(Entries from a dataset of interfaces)

Content starts

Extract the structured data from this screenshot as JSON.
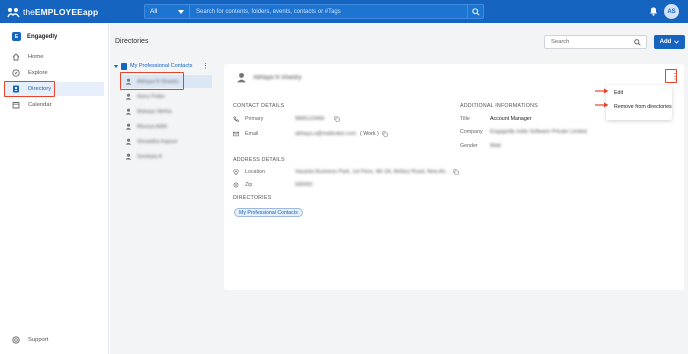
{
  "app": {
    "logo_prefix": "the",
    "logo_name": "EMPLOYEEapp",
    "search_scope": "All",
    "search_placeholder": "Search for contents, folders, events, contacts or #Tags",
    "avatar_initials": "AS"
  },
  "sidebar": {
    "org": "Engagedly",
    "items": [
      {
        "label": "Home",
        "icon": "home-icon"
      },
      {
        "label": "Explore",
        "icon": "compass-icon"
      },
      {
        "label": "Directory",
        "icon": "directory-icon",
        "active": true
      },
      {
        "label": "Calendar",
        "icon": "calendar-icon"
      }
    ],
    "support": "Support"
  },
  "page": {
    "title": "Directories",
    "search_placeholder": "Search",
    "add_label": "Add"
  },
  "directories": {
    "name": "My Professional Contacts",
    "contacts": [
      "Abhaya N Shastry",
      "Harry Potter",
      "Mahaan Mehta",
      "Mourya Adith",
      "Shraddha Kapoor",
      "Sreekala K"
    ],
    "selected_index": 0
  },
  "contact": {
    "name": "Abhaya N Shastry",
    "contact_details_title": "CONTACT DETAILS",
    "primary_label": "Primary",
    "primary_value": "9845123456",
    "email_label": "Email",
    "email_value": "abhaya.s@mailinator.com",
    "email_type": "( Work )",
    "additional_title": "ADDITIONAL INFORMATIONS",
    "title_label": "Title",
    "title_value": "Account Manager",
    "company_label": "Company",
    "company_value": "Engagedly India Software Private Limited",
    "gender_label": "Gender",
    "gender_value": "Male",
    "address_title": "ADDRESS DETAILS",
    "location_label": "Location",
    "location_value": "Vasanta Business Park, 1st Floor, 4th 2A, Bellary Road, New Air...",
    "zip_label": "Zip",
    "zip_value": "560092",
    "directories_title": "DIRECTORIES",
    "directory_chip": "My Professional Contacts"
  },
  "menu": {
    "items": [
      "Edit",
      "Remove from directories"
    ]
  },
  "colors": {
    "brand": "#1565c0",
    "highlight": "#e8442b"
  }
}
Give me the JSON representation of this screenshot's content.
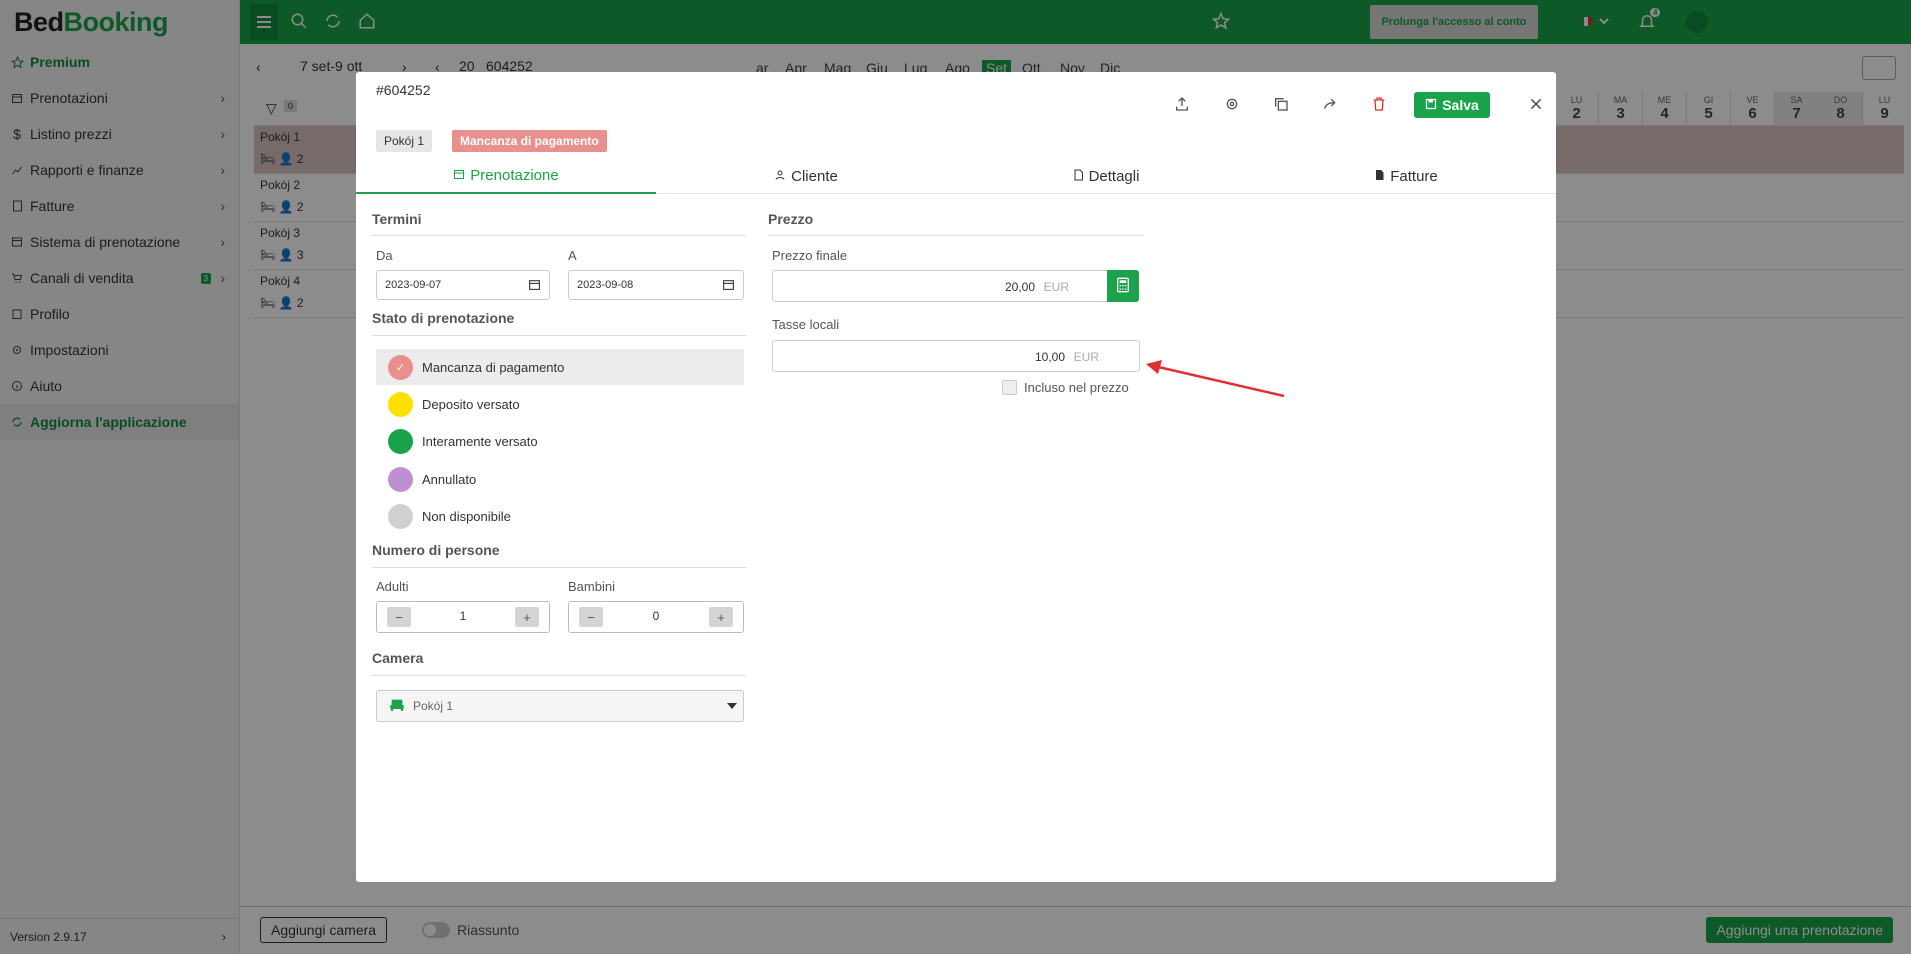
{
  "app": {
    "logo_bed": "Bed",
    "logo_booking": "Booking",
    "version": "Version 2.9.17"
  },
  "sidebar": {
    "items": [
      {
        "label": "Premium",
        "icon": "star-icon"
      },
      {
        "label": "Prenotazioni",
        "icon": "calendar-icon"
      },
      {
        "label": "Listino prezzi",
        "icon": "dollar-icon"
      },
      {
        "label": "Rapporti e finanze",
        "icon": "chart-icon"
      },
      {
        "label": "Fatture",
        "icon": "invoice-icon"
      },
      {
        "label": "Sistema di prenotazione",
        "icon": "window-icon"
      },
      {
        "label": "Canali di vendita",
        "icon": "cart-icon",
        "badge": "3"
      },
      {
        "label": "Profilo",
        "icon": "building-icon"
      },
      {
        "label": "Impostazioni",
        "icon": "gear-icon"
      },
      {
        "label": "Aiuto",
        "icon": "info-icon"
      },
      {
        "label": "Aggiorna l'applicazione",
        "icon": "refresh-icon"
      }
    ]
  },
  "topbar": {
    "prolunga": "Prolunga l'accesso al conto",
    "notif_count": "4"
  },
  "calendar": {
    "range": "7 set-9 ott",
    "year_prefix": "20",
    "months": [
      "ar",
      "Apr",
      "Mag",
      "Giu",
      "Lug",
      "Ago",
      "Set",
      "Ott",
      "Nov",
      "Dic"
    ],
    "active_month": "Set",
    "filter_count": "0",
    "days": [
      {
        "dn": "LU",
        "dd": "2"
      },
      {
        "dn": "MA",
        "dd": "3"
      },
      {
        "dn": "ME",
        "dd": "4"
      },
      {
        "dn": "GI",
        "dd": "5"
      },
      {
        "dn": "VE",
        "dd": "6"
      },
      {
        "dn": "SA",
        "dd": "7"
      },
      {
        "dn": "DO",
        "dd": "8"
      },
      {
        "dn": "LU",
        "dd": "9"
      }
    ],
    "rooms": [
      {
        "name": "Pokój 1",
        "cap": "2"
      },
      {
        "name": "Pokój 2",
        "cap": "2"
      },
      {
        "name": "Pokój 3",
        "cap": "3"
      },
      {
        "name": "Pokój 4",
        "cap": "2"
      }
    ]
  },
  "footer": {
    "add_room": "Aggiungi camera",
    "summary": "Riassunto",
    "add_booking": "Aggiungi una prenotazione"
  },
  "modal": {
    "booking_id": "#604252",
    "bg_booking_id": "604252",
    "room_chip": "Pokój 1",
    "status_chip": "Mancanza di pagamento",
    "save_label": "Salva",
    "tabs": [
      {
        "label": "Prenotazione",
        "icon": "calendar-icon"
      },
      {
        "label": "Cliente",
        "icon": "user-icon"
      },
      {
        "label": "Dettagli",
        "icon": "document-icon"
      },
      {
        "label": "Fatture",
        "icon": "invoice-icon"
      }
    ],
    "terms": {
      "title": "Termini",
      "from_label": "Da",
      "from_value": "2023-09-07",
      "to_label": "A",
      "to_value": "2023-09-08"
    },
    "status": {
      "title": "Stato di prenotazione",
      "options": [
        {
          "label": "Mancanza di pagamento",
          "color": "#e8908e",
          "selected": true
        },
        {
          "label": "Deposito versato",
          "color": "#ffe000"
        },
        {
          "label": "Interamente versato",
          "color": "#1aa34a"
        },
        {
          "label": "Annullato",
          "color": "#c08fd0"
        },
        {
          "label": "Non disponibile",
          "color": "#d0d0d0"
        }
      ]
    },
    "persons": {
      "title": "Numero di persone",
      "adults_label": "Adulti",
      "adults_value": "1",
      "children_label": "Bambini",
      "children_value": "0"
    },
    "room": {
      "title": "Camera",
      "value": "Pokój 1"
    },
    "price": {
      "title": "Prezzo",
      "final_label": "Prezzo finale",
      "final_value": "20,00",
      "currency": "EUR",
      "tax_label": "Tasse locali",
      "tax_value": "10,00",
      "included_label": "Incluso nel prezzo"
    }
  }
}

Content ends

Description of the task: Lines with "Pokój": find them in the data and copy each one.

Answer to the problem:
        "name": "Pokój 1",
        "name": "Pokój 2",
        "name": "Pokój 3",
        "name": "Pokój 4",
    "room_chip": "Pokój 1",
      "value": "Pokój 1"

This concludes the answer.